In respect of the ultimate sanction of dismissal, this Court has struck a balance by instructing courts to impose that sanction "only sparingly." Zaccardi [v. Becker], 88 N.J. [245,] 253 [(1982)]; see Georgis [v. Scarpa], 226 N.J. Super. [244,] 250 [(App. Div. 1988).] "The dismissal of a party's cause of action, with prejudice, is drastic and is generally not to be invoked except in those cases in which the order for discovery goes to the very foundation of the cause of action, or where the refusal to comply is deliberate and contumacious." Lang [v. Morgan's Home Equip. Corp.], 6 N.J. [333,] 339 [(1951)] (citations omitted); see Allegro [v. Afton Vill. Corp.], 9 N.J. [156,] 160-61 [(1952)]; Johnson v. Mountain-side Hosp., 199 N.J. Super. 114, 119 (App. Div. 1985). "Since dismissal with prejudice is the ultimate sanction, it will normally be ordered only when no lesser sanction will suffice to erase the prejudice suffered by the non-delinquent party, or when the litigant rather than the attorney was at fault." Zaccardi, supra, 88 N.J. at 253 (citations omitted); see Johnson, supra, 199 N.J. Super. at 119. Moreover, the "imposition of the severe sanction of dismissal is imposed not only to penalize those whose conduct warrant it, but to deter others who [might] be tempted to violate the rules absent such a deterrent." Zaccardi v. Becker, 162 N.J. Super. 329, 332 (App. Div.), certif. denied, 79 N.J. 464 (1978).
[Abtrax Pharms., Inc. v. Elkins-Sinn, Inc., 139 N.J. 499, 514-15 (1995).]
We, too, have repeatedly held that the sanction of dis- missal is the sanction of last resort, to be imposed only when no lesser penalty would be sufficient in view of the nature of the default and the prejudice it caused to the other parties.

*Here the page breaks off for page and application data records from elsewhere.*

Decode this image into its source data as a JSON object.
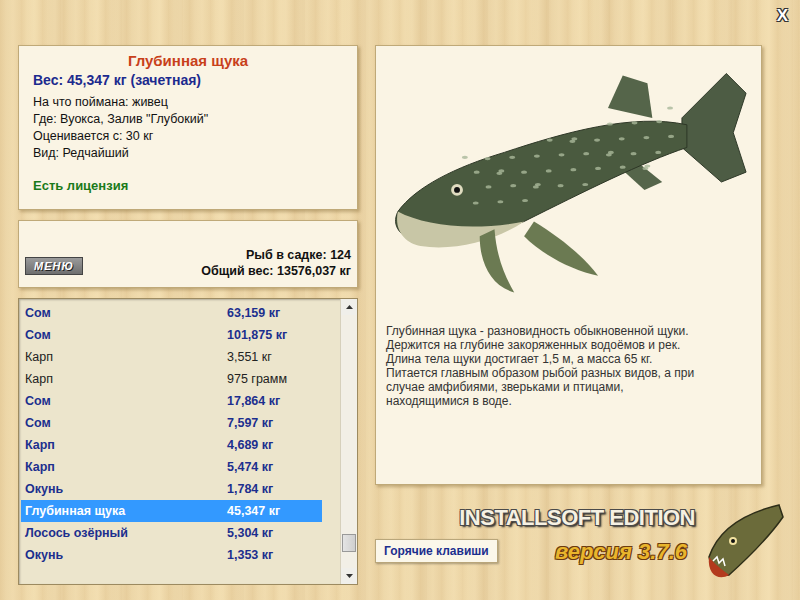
{
  "window": {
    "close": "X"
  },
  "fish_card": {
    "title": "Глубинная щука",
    "weight": "Вес: 45,347 кг (зачетная)",
    "details": [
      "На что поймана: живец",
      "Где: Вуокса, Залив \"Глубокий\"",
      "Оценивается с: 30 кг",
      "Вид: Редчайший"
    ],
    "license": "Есть лицензия"
  },
  "keepnet": {
    "menu_button": "МЕНЮ",
    "count": "Рыб в садке: 124",
    "total_weight": "Общий вес: 13576,037 кг"
  },
  "catch_list": [
    {
      "name": "Сом",
      "weight": "63,159 кг",
      "trophy": true,
      "selected": false
    },
    {
      "name": "Сом",
      "weight": "101,875 кг",
      "trophy": true,
      "selected": false
    },
    {
      "name": "Карп",
      "weight": "3,551 кг",
      "trophy": false,
      "selected": false
    },
    {
      "name": "Карп",
      "weight": "975 грамм",
      "trophy": false,
      "selected": false
    },
    {
      "name": "Сом",
      "weight": "17,864 кг",
      "trophy": true,
      "selected": false
    },
    {
      "name": "Сом",
      "weight": "7,597 кг",
      "trophy": true,
      "selected": false
    },
    {
      "name": "Карп",
      "weight": "4,689 кг",
      "trophy": true,
      "selected": false
    },
    {
      "name": "Карп",
      "weight": "5,474 кг",
      "trophy": true,
      "selected": false
    },
    {
      "name": "Окунь",
      "weight": "1,784 кг",
      "trophy": true,
      "selected": false
    },
    {
      "name": "Глубинная щука",
      "weight": "45,347 кг",
      "trophy": true,
      "selected": true
    },
    {
      "name": "Лосось озёрный",
      "weight": "5,304 кг",
      "trophy": true,
      "selected": false
    },
    {
      "name": "Окунь",
      "weight": "1,353 кг",
      "trophy": true,
      "selected": false
    }
  ],
  "catch_scroll": {
    "position": 0.93
  },
  "description": [
    "Глубинная щука - разновидность обыкновенной щуки.",
    "Держится на глубине закоряженных водоёмов и рек.",
    "Длина тела щуки достигает 1,5 м, а масса 65 кг.",
    "Питается главным образом рыбой разных видов, а при",
    "случае амфибиями, зверьками и птицами,",
    "находящимися в воде."
  ],
  "hotkeys_button": "Горячие клавиши",
  "edition": {
    "name": "INSTALLSOFT EDITION",
    "version": "версия 3.7.6"
  }
}
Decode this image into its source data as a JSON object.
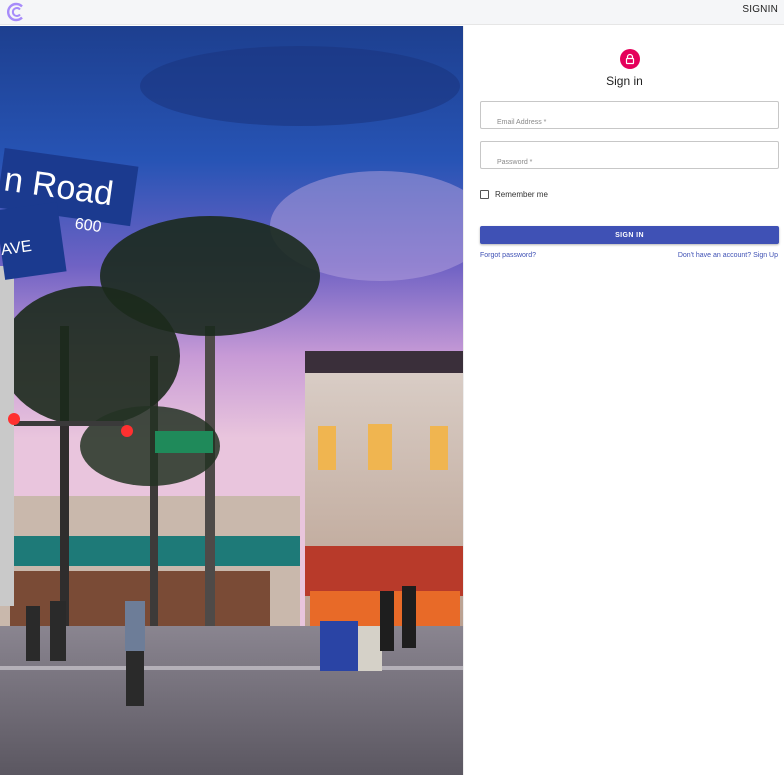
{
  "header": {
    "logo_icon": "c-logo-icon",
    "signin_label": "SIGNIN"
  },
  "form": {
    "title": "Sign in",
    "lock_icon": "lock-icon",
    "email_label": "Email Address *",
    "email_value": "",
    "password_label": "Password *",
    "password_value": "",
    "remember_label": "Remember me",
    "remember_checked": false,
    "submit_label": "SIGN IN",
    "forgot_link": "Forgot password?",
    "signup_link": "Don't have an account? Sign Up"
  },
  "colors": {
    "accent": "#3f51b5",
    "lock_avatar": "#e5005b",
    "logo": "#a78bfa"
  }
}
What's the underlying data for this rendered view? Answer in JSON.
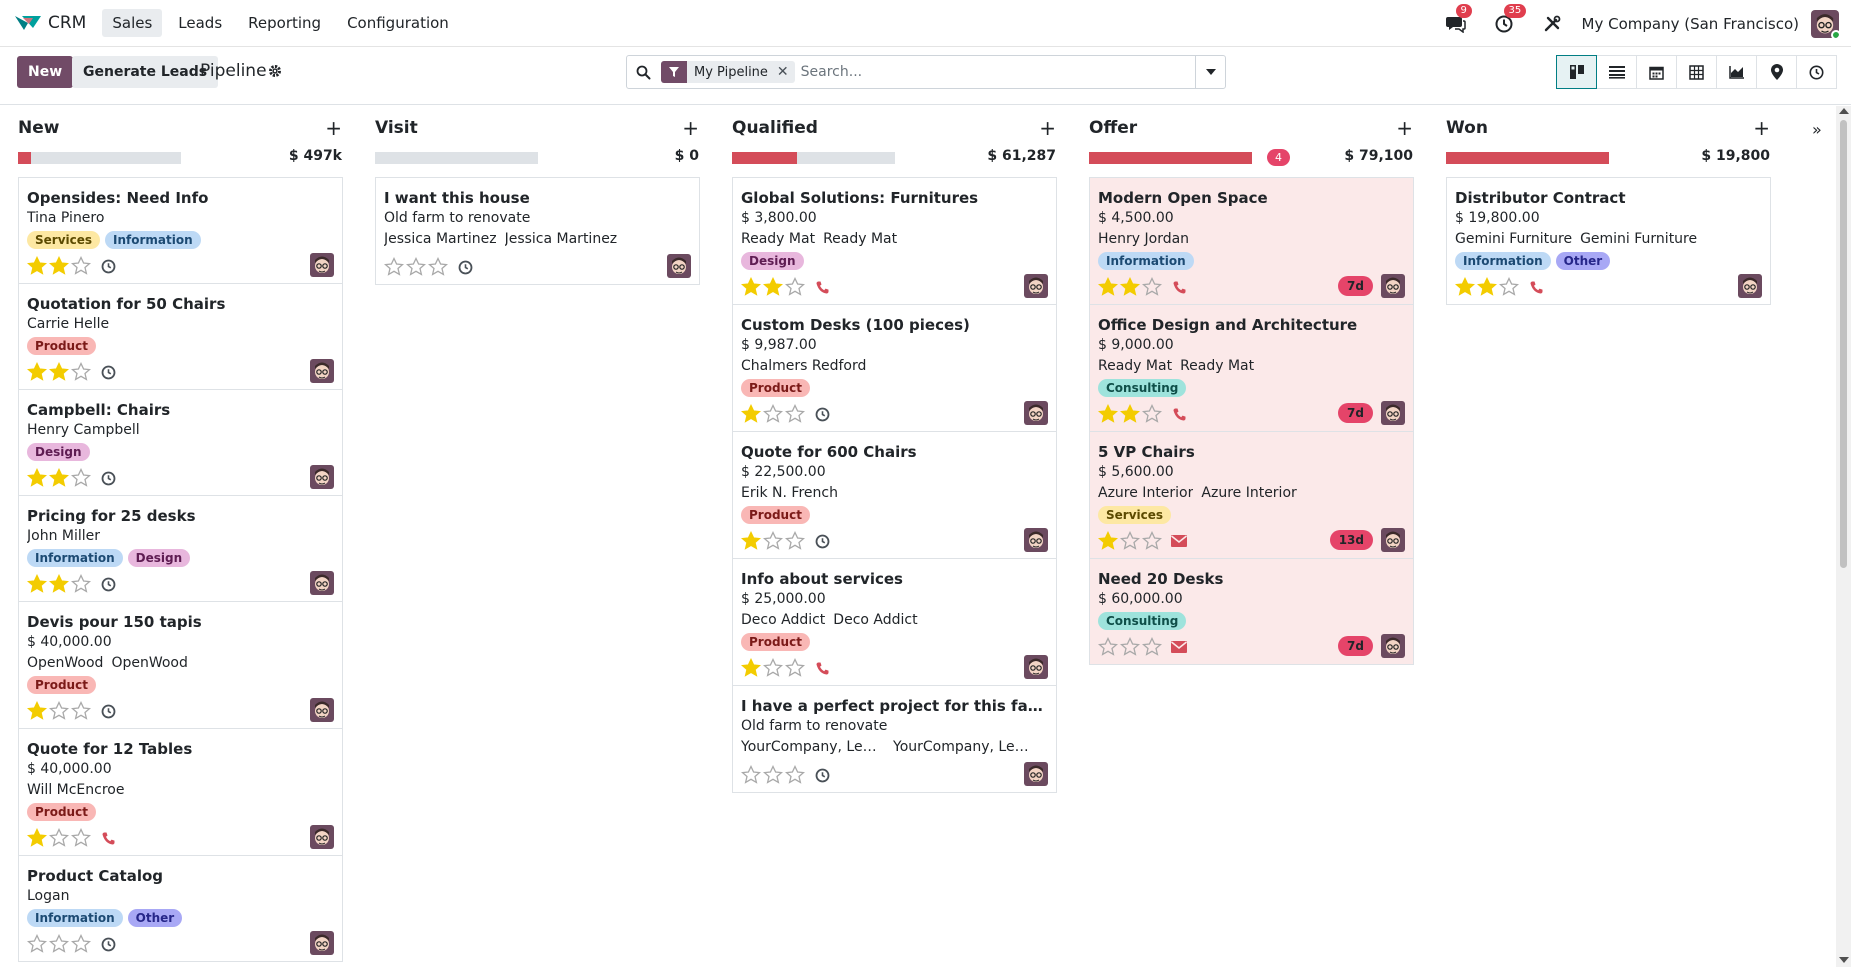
{
  "app": {
    "name": "CRM",
    "menu": [
      "Sales",
      "Leads",
      "Reporting",
      "Configuration"
    ],
    "active_menu": "Sales",
    "messages_badge": "9",
    "activities_badge": "35",
    "company": "My Company (San Francisco)"
  },
  "control": {
    "new_label": "New",
    "generate_label": "Generate Leads",
    "title": "Pipeline",
    "search_facet": "My Pipeline",
    "search_placeholder": "Search..."
  },
  "views": [
    "kanban",
    "list",
    "calendar",
    "pivot",
    "graph",
    "map",
    "activity"
  ],
  "active_view": "kanban",
  "colors": {
    "primary": "#714b67",
    "accent": "#017e84",
    "danger": "#d44c59",
    "overdue": "#e54469",
    "card_overdue_bg": "#fbe9e9",
    "star": "#f3cc00"
  },
  "stages": [
    {
      "name": "New",
      "total": "$ 497k",
      "progress": 0.08,
      "count_badge": "",
      "cards": [
        {
          "title": "Opensides: Need Info",
          "lines": [
            "Tina Pinero"
          ],
          "partners": [],
          "tags": [
            "Services",
            "Information"
          ],
          "stars": 2,
          "activity": "clock",
          "days": ""
        },
        {
          "title": "Quotation for 50 Chairs",
          "lines": [
            "Carrie Helle"
          ],
          "partners": [],
          "tags": [
            "Product"
          ],
          "stars": 2,
          "activity": "clock",
          "days": ""
        },
        {
          "title": "Campbell: Chairs",
          "lines": [
            "Henry Campbell"
          ],
          "partners": [],
          "tags": [
            "Design"
          ],
          "stars": 2,
          "activity": "clock",
          "days": ""
        },
        {
          "title": "Pricing for 25 desks",
          "lines": [
            "John Miller"
          ],
          "partners": [],
          "tags": [
            "Information",
            "Design"
          ],
          "stars": 2,
          "activity": "clock",
          "days": ""
        },
        {
          "title": "Devis pour 150 tapis",
          "lines": [
            "$ 40,000.00"
          ],
          "partners": [
            "OpenWood",
            "OpenWood"
          ],
          "tags": [
            "Product"
          ],
          "stars": 1,
          "activity": "clock",
          "days": ""
        },
        {
          "title": "Quote for 12 Tables",
          "lines": [
            "$ 40,000.00",
            "Will McEncroe"
          ],
          "partners": [],
          "tags": [
            "Product"
          ],
          "stars": 1,
          "activity": "phone",
          "days": ""
        },
        {
          "title": "Product Catalog",
          "lines": [
            "Logan"
          ],
          "partners": [],
          "tags": [
            "Information",
            "Other"
          ],
          "stars": 0,
          "activity": "clock",
          "days": ""
        }
      ]
    },
    {
      "name": "Visit",
      "total": "$ 0",
      "progress": 0,
      "count_badge": "",
      "cards": [
        {
          "title": "I want this house",
          "lines": [
            "Old farm to renovate"
          ],
          "partners": [
            "Jessica Martinez",
            "Jessica Martinez"
          ],
          "tags": [],
          "stars": 0,
          "activity": "clock",
          "days": ""
        }
      ]
    },
    {
      "name": "Qualified",
      "total": "$ 61,287",
      "progress": 0.4,
      "count_badge": "",
      "cards": [
        {
          "title": "Global Solutions: Furnitures",
          "lines": [
            "$ 3,800.00"
          ],
          "partners": [
            "Ready Mat",
            "Ready Mat"
          ],
          "tags": [
            "Design"
          ],
          "stars": 2,
          "activity": "phone",
          "days": ""
        },
        {
          "title": "Custom Desks (100 pieces)",
          "lines": [
            "$ 9,987.00",
            "Chalmers Redford"
          ],
          "partners": [],
          "tags": [
            "Product"
          ],
          "stars": 1,
          "activity": "clock",
          "days": ""
        },
        {
          "title": "Quote for 600 Chairs",
          "lines": [
            "$ 22,500.00",
            "Erik N. French"
          ],
          "partners": [],
          "tags": [
            "Product"
          ],
          "stars": 1,
          "activity": "clock",
          "days": ""
        },
        {
          "title": "Info about services",
          "lines": [
            "$ 25,000.00"
          ],
          "partners": [
            "Deco Addict",
            "Deco Addict"
          ],
          "tags": [
            "Product"
          ],
          "stars": 1,
          "activity": "phone",
          "days": ""
        },
        {
          "title": "I have a perfect project for this farm",
          "lines": [
            "Old farm to renovate"
          ],
          "partners": [
            "YourCompany, Lee Parker",
            "YourCompany, Lee Parker"
          ],
          "tags": [],
          "stars": 0,
          "activity": "clock",
          "days": ""
        }
      ]
    },
    {
      "name": "Offer",
      "total": "$ 79,100",
      "progress": 1,
      "count_badge": "4",
      "cards": [
        {
          "title": "Modern Open Space",
          "lines": [
            "$ 4,500.00",
            "Henry Jordan"
          ],
          "partners": [],
          "tags": [
            "Information"
          ],
          "stars": 2,
          "activity": "phone",
          "days": "7d"
        },
        {
          "title": "Office Design and Architecture",
          "lines": [
            "$ 9,000.00"
          ],
          "partners": [
            "Ready Mat",
            "Ready Mat"
          ],
          "tags": [
            "Consulting"
          ],
          "stars": 2,
          "activity": "phone",
          "days": "7d"
        },
        {
          "title": "5 VP Chairs",
          "lines": [
            "$ 5,600.00"
          ],
          "partners": [
            "Azure Interior",
            "Azure Interior"
          ],
          "tags": [
            "Services"
          ],
          "stars": 1,
          "activity": "mail",
          "days": "13d"
        },
        {
          "title": "Need 20 Desks",
          "lines": [
            "$ 60,000.00"
          ],
          "partners": [],
          "tags": [
            "Consulting"
          ],
          "stars": 0,
          "activity": "mail",
          "days": "7d"
        }
      ]
    },
    {
      "name": "Won",
      "total": "$ 19,800",
      "progress": 1,
      "count_badge": "",
      "cards": [
        {
          "title": "Distributor Contract",
          "lines": [
            "$ 19,800.00"
          ],
          "partners": [
            "Gemini Furniture",
            "Gemini Furniture"
          ],
          "tags": [
            "Information",
            "Other"
          ],
          "stars": 2,
          "activity": "phone",
          "days": ""
        }
      ]
    }
  ]
}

E.g., Rabboh v. Lamattina, 312 N.J. Super. 487, 492-93 (App. Div. 1998), certif. denied, 160 N.J. 88 (1999); Irani v. K-Mart Corp., 281 N.J. Super. 383, 387 (App. Div. 1995); Georgis, supra, 226 N.J. Super. at 250; Audubon Volunteer Fire Co. No. 1 v. Church Constr. Co., 206 N.J. Super. 405, 406 (App. Div. 1986) ("Ordinarily, the swift movement of cases serves the parties' interests, but the shepherding function we serve is abused by unnecessarily closing the courtroom doors to a litigant whose only sin is the retain a [neglectful] lawyer . . . ."); Johnson, supra, 199 N.J. Super. at 119.
Here, the judge made no effort to find any facts beyond plaintiff's bare failure to appear. He did not explain why the ultimate sanction of dismissal was the only sanction that would cure the prejudice caused by the failure to appear. Indeed, it would seem that any prejudice would have been prevented by the courtesy of a telephone call on December 3, 2007, from the court or defense counsel to the office of plaintiff's counsel so that some attorney could appear on behalf of plaintiff within minutes, because that office is very close to the courthouse. The judge's above-quoted, terse comment did not satisfy his duty to consider and weigh the propriety of each available sanction under Rule 1:2-4(a) and explain why dismissal was required.
We are satisfied that dismissal was inappropriate on the facts before us. We do not, however, remand this matter for consideration of a lesser sanction because the plaintiff and his counsel have endured more than enough trouble and expense in prosecuting this appeal. Accordingly, we remand this matter for further proceedings on the merits of plaintiff's claims.
Reversed and remanded.
© 1992-2009 VersusLaw Inc.